With an event distance total of 5171 Ali Holt is this year's Iron Buttress. This is the second time that Ali has had the highest women's total. The other year was in 2004 when her tally was 3900 km. This is Ali's biggest season, and first time over 5000 km.
Don't sit down Ali, you get the next one too... The Randonneur 40,000 medal is awarded to BC riders in the year their life-time (ACP / RM) event distance total reaches 40,000 km. This happened for three riders in 2012. Congratulations to Bob Koen, Roger Holt and Ali Holt. (40,000 km is the magic number because it is the approximate circumference of the earth.)
The overall club numbers took some interesting turns in 2012. The total distance figure of 297,765 was technically the highest in our history. But this figure includes Rocky Mountain 1200 completions by the many riders who joined us from around the world. If you skim off the Rocky distance from the out-of-province riders, we weighed in at 242,565 km which is the biggest collapse in general participation since the last PBP hangover year, 2008. (Maybe not really so unexpected.)
As for brevet distance distribution, 2012 might be thought of as our biggest little-distance year. I was surprised to see that our 200 km brevet total was 332, which is by far our biggest annual total ever for this distance. On a related note their were 38 "New Randonneurs" (first-time 200 finishers) which is considerably up from 26 in 2011, and only 2 less that the 40 new randonneurs in our biggest ever distance year, 2010. As for 1000s, I think the frenzy (in part inspired by the new PBP qualifying system introduced in 2010) may have run its course. There were only 13 x 1000 km brevets this year compared with the 48 in 2010.
The permanents numbers were down a little also this year about equal in proportion to the general brevet participation numbers. The program total was 36,316 km which is down about 4000 km from last year. Only 8 riders were over 1000 km for the year, and only 10 riders earned the BC-12 pin for year round brevet participation. New permanent routes continue to be introduced and we have recently christened Permanent Brevet Route #100.
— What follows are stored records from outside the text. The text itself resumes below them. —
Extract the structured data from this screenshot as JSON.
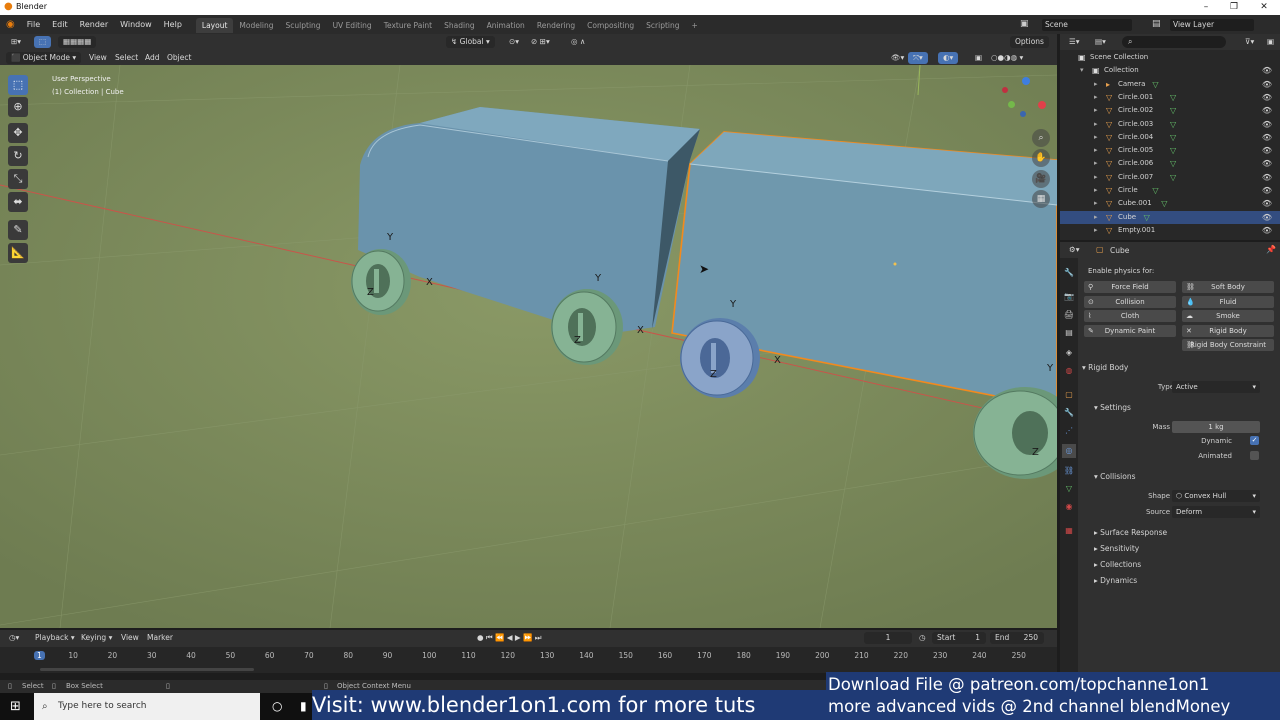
{
  "window": {
    "title": "Blender",
    "controls": [
      "–",
      "❐",
      "✕"
    ]
  },
  "menu": [
    "File",
    "Edit",
    "Render",
    "Window",
    "Help"
  ],
  "workspaces": [
    "Layout",
    "Modeling",
    "Sculpting",
    "UV Editing",
    "Texture Paint",
    "Shading",
    "Animation",
    "Rendering",
    "Compositing",
    "Scripting"
  ],
  "active_workspace": "Layout",
  "add_workspace": "+",
  "scene": {
    "label": "Scene",
    "view_layer": "View Layer"
  },
  "viewport": {
    "transform_orientation": "Global",
    "options_label": "Options",
    "mode": "Object Mode",
    "header_menus": [
      "View",
      "Select",
      "Add",
      "Object"
    ],
    "perspective": "User Perspective",
    "collection_info": "(1) Collection | Cube",
    "axis_labels": {
      "x": "X",
      "y": "Y",
      "z": "Z"
    }
  },
  "outliner": {
    "search_placeholder": "",
    "rows": [
      {
        "label": "Scene Collection",
        "indent": 0,
        "selected": false
      },
      {
        "label": "Collection",
        "indent": 1,
        "selected": false
      },
      {
        "label": "Camera",
        "indent": 2,
        "selected": false
      },
      {
        "label": "Circle.001",
        "indent": 2,
        "selected": false
      },
      {
        "label": "Circle.002",
        "indent": 2,
        "selected": false
      },
      {
        "label": "Circle.003",
        "indent": 2,
        "selected": false
      },
      {
        "label": "Circle.004",
        "indent": 2,
        "selected": false
      },
      {
        "label": "Circle.005",
        "indent": 2,
        "selected": false
      },
      {
        "label": "Circle.006",
        "indent": 2,
        "selected": false
      },
      {
        "label": "Circle.007",
        "indent": 2,
        "selected": false
      },
      {
        "label": "Circle",
        "indent": 2,
        "selected": false
      },
      {
        "label": "Cube.001",
        "indent": 2,
        "selected": false
      },
      {
        "label": "Cube",
        "indent": 2,
        "selected": true
      },
      {
        "label": "Empty.001",
        "indent": 2,
        "selected": false
      }
    ]
  },
  "properties": {
    "object_name": "Cube",
    "enable_physics_label": "Enable physics for:",
    "physics_buttons": [
      "Force Field",
      "Soft Body",
      "Collision",
      "Fluid",
      "Cloth",
      "Smoke",
      "Dynamic Paint",
      "Rigid Body",
      "Rigid Body Constraint"
    ],
    "rigid_body": {
      "title": "Rigid Body",
      "type_label": "Type",
      "type_value": "Active",
      "settings_title": "Settings",
      "mass_label": "Mass",
      "mass_value": "1 kg",
      "dynamic_label": "Dynamic",
      "dynamic_checked": true,
      "animated_label": "Animated",
      "animated_checked": false,
      "collisions_title": "Collisions",
      "shape_label": "Shape",
      "shape_value": "Convex Hull",
      "source_label": "Source",
      "source_value": "Deform",
      "collapsed": [
        "Surface Response",
        "Sensitivity",
        "Collections",
        "Dynamics"
      ]
    }
  },
  "timeline": {
    "menus": [
      "Playback",
      "Keying",
      "View",
      "Marker"
    ],
    "current_frame": "1",
    "start_label": "Start",
    "start_value": "1",
    "end_label": "End",
    "end_value": "250",
    "ticks": [
      "1",
      "10",
      "20",
      "30",
      "40",
      "50",
      "60",
      "70",
      "80",
      "90",
      "100",
      "110",
      "120",
      "130",
      "140",
      "150",
      "160",
      "170",
      "180",
      "190",
      "200",
      "210",
      "220",
      "230",
      "240",
      "250"
    ]
  },
  "statusbar": {
    "select": "Select",
    "box_select": "Box Select",
    "context_menu": "Object Context Menu"
  },
  "taskbar": {
    "search_placeholder": "Type here to search"
  },
  "banners": {
    "left": "Visit: www.blender1on1.com for more tuts",
    "right_line1": "Download File  @ patreon.com/topchanne1on1",
    "right_line2": "more advanced vids @ 2nd channel  blendMoney"
  },
  "colors": {
    "accent": "#4772b3",
    "selection_orange": "#f28a1e",
    "ground": "#7d8c5e",
    "object_blue": "#6f98ad",
    "wheel_green": "#7eae8a",
    "banner": "#1f3a75"
  }
}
18 BC riders participated in the Cascade 1200 hosted by SIR (Seattle International Randonneurs), and all but two finished. The riders traveling furthest for an ultra distance brevet were Gary Baker and club president Jeff Mudrakoff. They both completed the inaugural Korea 1200. Both interior 600 km brevets faced extreme conditions this year. Winds in the spring, and heat on the July makeup 600 saw abandon numbers unseen ever before at interior brevets. The biggest event that didn't happen this season was the Canada Day Populaire which was cancelled over flood concerns. The first CanPop cancellation in the event's history. This was the 13th year...
Volunteers & Organizers:
Many thanks to out-going randonneur committee members Susan Allen, Malcolm McAuley and Lee Ringham for their many efforts. Susan is responsible for introducing the "new randonneur" designation and she will continue to maintain those web pages. Lee Ringham has handled the critical Vancouver Island brevet coordinator portfolio for the past 2 1/2 seasons.
Special mention to our A-Team ride organizers Roger and Ali Holt. Rocky Mountain 1200 is always an imposing organizational challenge, and we have been lucky to have had two of the very best at the helm for the past two editions. Their team of volunteers needed to make the extra effort this time around because of the severe conditions, and came through brilliantly when we needed them. I hesitate to single out any one volunteer but, wow those were some great photos taken by our roaming official Rocky 12 photographer Stephen Hinde.
The final word goes to Ryan Goldbeck who was presented the Roger Street Award at the spring social in March for exceptional club service. Ryan was given the award for his work in 2011 on the club's on-line database. It's now fully functional and great fun to explore. Ryan is also our in-coming club president.